Dataset entries:
|---|

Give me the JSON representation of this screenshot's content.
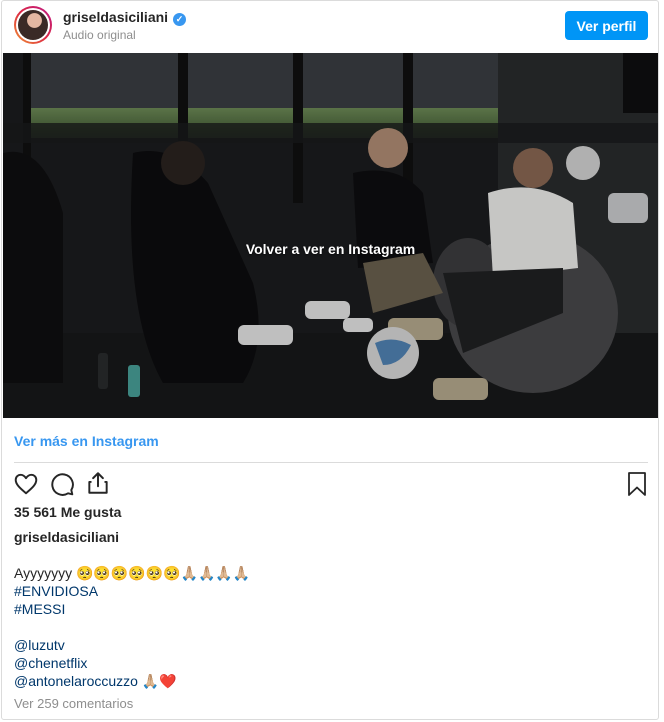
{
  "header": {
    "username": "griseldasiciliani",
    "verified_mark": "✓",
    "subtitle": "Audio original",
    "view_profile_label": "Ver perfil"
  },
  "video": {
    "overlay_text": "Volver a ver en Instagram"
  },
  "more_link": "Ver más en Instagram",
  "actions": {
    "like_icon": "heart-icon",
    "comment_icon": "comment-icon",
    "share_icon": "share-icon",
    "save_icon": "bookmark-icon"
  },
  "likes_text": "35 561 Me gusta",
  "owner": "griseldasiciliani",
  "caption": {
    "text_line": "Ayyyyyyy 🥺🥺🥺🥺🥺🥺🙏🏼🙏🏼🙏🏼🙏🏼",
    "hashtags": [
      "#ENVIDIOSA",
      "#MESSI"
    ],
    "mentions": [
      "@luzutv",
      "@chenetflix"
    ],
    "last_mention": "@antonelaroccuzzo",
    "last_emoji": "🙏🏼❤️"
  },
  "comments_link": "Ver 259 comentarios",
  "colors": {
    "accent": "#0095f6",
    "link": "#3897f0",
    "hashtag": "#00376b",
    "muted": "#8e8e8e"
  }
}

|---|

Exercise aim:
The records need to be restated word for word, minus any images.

Answer section:
Give me the JSON representation of this screenshot's content.
{
  "header": {
    "username": "griseldasiciliani",
    "verified_mark": "✓",
    "subtitle": "Audio original",
    "view_profile_label": "Ver perfil"
  },
  "video": {
    "overlay_text": "Volver a ver en Instagram"
  },
  "more_link": "Ver más en Instagram",
  "actions": {
    "like_icon": "heart-icon",
    "comment_icon": "comment-icon",
    "share_icon": "share-icon",
    "save_icon": "bookmark-icon"
  },
  "likes_text": "35 561 Me gusta",
  "owner": "griseldasiciliani",
  "caption": {
    "text_line": "Ayyyyyyy 🥺🥺🥺🥺🥺🥺🙏🏼🙏🏼🙏🏼🙏🏼",
    "hashtags": [
      "#ENVIDIOSA",
      "#MESSI"
    ],
    "mentions": [
      "@luzutv",
      "@chenetflix"
    ],
    "last_mention": "@antonelaroccuzzo",
    "last_emoji": "🙏🏼❤️"
  },
  "comments_link": "Ver 259 comentarios",
  "colors": {
    "accent": "#0095f6",
    "link": "#3897f0",
    "hashtag": "#00376b",
    "muted": "#8e8e8e"
  }
}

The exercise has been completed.